This year's spring assembly of the German bishops' conference, scheduled in Mainz March 2-5, will be dominated by the election of a successor to the its current president, Cardinal Reinhard Marx of Munich and Freising.

The cardinal, 66, is retiring from presidency and has said it is time for a younger generation to take the helm, reported the German Catholic news agency, KNA.

Cardinal Marx has won praise for being down to earth and diplomatic and, most of all, for having good connections to Pope Francis, all of which made him an effective representative of his fellow bishops, KNA reported.

The conference vice president, Bishop Franz-Josef Bode of Osnabruck, 69, has already said he will not run for president. Cardinal Rainer Maria Woelki of Cologne also has ruled out running.

There is intense media interest in the meeting, not the least because of the other issues the bishops will address, including further efforts to tackle the sexual abuse scandal. Abuse victims are still waiting for the church to agree on compensation for their suffering. Sums of up to 400,000 euros (US$434,000) per victim have been discussed, a level that poorer dioceses may not be able to afford.
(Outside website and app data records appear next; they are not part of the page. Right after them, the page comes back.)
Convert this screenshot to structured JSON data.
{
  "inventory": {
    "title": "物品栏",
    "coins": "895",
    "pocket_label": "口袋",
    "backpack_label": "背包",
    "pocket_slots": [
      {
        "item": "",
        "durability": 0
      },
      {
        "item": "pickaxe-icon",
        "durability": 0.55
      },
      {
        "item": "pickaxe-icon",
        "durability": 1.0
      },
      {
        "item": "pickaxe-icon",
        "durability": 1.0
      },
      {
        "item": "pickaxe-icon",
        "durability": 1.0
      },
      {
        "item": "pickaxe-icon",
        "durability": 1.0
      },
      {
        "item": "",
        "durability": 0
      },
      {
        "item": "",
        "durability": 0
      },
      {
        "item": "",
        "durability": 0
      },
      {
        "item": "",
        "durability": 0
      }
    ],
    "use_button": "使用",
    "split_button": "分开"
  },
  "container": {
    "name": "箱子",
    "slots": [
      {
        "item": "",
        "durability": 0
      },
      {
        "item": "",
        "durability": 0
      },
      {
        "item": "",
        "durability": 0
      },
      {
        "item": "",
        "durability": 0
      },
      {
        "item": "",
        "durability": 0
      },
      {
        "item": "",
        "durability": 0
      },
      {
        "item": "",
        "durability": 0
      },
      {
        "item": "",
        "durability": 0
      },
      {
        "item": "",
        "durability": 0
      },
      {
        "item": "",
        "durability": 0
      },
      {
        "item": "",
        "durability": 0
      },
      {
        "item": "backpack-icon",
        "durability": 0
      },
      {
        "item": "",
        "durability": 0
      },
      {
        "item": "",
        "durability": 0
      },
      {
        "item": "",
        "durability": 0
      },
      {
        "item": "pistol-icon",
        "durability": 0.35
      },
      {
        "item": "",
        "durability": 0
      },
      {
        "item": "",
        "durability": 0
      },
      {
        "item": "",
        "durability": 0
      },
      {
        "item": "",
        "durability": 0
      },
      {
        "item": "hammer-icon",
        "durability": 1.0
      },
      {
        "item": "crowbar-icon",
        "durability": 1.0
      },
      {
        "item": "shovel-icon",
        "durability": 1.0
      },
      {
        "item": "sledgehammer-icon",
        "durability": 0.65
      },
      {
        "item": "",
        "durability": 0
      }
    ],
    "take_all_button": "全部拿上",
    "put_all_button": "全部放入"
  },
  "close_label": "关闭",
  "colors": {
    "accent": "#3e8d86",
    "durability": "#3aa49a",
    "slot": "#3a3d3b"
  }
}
The spokesman on abuse issues for the German bishops' conference, Trier Bishop Stephan Ackermann, said recently he was confident an agreement on compensation would soon be reached.

The abuse scandal and its aftermath were a major driving force behind the Synodal Path reform process, an attempt by bishops and laypeople to restore confidence in the church. The bishops' meeting in Mainz will take stock of the Jan. 30-Feb. 1 Synodal Assembly in Frankfurt, which launched the reform dialogue.

The meeting is also likely to analyze "Querida Amazonia," (Beloved Amazonia), Pope Francis' post- apostolic exhortation on the October Synod of Bishops for the Amazon.